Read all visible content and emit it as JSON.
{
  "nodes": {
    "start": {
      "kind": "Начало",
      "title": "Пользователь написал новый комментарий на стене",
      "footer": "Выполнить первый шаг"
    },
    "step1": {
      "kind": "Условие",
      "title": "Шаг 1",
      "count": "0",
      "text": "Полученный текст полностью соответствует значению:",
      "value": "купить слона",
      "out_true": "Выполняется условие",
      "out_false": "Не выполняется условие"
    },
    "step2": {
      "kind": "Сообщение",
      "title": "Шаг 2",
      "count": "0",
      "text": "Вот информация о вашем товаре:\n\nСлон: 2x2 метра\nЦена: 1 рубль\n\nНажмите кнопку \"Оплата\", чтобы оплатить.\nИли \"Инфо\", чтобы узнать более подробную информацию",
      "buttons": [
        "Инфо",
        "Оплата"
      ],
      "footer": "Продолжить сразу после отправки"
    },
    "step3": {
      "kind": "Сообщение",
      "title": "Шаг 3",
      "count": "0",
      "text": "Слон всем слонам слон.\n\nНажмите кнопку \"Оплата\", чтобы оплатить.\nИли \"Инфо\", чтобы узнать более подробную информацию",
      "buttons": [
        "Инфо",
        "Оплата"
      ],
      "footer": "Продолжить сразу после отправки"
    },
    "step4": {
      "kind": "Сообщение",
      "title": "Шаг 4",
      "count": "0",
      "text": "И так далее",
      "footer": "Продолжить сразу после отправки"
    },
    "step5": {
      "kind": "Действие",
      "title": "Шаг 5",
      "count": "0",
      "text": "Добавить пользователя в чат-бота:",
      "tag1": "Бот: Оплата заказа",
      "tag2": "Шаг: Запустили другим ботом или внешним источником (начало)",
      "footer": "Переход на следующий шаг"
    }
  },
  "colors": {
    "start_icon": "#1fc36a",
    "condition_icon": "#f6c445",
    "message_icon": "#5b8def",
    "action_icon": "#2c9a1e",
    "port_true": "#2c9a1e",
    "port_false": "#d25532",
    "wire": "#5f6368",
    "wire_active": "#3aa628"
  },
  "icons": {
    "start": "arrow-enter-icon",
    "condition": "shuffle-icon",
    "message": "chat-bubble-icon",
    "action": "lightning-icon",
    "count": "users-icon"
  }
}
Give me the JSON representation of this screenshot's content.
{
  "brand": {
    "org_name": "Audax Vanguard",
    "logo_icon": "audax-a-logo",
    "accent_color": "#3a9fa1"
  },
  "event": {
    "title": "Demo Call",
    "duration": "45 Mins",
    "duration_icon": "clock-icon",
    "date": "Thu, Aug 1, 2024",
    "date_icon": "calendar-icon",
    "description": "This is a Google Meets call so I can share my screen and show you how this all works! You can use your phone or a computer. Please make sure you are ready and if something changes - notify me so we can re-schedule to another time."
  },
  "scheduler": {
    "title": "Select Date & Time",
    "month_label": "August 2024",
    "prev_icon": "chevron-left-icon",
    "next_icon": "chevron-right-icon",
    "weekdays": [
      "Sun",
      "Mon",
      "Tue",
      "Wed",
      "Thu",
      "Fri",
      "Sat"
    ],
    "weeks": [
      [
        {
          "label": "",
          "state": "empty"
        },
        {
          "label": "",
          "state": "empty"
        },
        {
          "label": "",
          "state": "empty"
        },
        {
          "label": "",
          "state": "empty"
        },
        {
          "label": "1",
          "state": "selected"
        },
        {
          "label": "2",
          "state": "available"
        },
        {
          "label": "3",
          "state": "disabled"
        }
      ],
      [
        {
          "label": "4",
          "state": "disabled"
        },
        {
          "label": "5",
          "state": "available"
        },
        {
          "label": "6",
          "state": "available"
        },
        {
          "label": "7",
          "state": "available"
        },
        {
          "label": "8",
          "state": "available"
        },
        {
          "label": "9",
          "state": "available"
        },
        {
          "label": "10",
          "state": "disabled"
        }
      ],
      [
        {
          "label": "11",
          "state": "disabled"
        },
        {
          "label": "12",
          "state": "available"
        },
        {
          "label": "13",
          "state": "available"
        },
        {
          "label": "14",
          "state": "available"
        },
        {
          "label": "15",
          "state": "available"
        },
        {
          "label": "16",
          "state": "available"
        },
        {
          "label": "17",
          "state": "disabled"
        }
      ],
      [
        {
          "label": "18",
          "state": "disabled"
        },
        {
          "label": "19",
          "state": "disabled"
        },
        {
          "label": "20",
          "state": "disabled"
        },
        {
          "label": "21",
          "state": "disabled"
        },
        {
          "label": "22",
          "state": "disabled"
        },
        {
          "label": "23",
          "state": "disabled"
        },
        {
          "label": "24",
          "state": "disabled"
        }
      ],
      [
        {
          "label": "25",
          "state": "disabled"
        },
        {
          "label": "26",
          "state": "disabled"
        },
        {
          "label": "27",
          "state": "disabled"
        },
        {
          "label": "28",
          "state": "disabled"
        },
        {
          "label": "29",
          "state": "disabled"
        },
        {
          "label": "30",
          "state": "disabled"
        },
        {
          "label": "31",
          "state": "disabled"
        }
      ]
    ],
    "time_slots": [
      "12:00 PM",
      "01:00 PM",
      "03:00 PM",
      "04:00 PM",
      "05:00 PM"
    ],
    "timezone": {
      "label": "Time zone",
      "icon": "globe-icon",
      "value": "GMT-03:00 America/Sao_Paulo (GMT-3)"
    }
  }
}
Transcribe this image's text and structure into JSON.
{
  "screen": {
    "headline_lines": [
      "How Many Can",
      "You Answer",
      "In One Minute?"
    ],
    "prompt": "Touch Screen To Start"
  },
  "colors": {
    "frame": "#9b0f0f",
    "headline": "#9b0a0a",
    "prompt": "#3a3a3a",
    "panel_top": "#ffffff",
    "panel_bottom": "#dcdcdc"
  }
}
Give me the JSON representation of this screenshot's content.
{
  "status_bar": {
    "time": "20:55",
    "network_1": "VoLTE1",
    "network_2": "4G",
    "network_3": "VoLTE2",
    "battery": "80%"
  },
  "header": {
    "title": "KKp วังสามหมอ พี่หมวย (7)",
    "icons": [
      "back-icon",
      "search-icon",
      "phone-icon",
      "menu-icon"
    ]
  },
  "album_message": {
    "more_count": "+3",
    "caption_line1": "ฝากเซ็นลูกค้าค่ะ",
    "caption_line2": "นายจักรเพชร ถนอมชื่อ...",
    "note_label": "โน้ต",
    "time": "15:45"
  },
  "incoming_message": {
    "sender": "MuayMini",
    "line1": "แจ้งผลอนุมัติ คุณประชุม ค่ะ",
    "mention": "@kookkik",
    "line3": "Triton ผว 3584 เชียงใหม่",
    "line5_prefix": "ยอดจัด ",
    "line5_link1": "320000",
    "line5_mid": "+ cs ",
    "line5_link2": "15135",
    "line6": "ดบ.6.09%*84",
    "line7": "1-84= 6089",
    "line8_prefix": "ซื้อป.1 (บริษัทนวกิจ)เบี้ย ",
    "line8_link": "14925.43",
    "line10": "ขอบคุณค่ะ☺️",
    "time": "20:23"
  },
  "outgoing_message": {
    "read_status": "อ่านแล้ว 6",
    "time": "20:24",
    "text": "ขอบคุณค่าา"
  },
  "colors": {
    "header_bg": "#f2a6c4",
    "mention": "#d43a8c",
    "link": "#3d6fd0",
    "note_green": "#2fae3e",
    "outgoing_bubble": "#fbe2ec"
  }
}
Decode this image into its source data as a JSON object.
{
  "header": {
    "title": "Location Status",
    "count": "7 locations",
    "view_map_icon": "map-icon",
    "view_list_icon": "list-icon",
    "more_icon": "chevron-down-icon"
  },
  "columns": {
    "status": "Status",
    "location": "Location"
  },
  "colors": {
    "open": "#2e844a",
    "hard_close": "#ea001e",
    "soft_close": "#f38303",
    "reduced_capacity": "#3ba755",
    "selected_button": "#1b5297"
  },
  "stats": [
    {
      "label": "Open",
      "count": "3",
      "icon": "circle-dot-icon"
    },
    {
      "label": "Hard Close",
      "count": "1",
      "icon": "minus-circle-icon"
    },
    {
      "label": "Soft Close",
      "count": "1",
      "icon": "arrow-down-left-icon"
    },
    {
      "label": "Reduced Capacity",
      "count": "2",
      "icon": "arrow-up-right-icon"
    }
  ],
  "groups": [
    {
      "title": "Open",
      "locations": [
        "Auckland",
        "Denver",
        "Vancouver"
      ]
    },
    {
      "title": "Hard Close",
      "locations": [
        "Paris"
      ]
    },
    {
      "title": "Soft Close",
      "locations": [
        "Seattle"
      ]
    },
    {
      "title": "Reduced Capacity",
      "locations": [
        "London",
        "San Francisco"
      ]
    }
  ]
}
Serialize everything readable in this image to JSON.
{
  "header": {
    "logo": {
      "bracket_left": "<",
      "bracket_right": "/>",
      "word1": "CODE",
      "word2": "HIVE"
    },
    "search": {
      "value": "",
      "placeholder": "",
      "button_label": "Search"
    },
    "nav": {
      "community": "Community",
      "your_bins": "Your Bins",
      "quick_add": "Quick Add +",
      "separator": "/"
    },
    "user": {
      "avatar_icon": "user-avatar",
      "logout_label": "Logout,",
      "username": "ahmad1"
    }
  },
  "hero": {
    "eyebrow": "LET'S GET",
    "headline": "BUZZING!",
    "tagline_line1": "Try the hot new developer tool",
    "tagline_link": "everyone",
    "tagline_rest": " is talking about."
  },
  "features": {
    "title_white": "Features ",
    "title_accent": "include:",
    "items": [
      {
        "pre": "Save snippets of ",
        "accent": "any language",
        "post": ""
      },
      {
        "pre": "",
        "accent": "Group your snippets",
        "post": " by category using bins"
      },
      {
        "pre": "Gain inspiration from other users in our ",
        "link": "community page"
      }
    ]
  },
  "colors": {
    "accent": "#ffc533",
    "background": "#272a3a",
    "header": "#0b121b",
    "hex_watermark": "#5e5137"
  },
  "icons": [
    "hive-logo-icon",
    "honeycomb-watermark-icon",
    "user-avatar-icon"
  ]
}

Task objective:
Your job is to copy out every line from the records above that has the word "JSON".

Finished task:
Read all visible content and emit it as JSON.
Give me the JSON representation of this screenshot's content.
Transcribe this image's text and structure into JSON.
Give me the JSON representation of this screenshot's content.
Decode this image into its source data as a JSON object.
Serialize everything readable in this image to JSON.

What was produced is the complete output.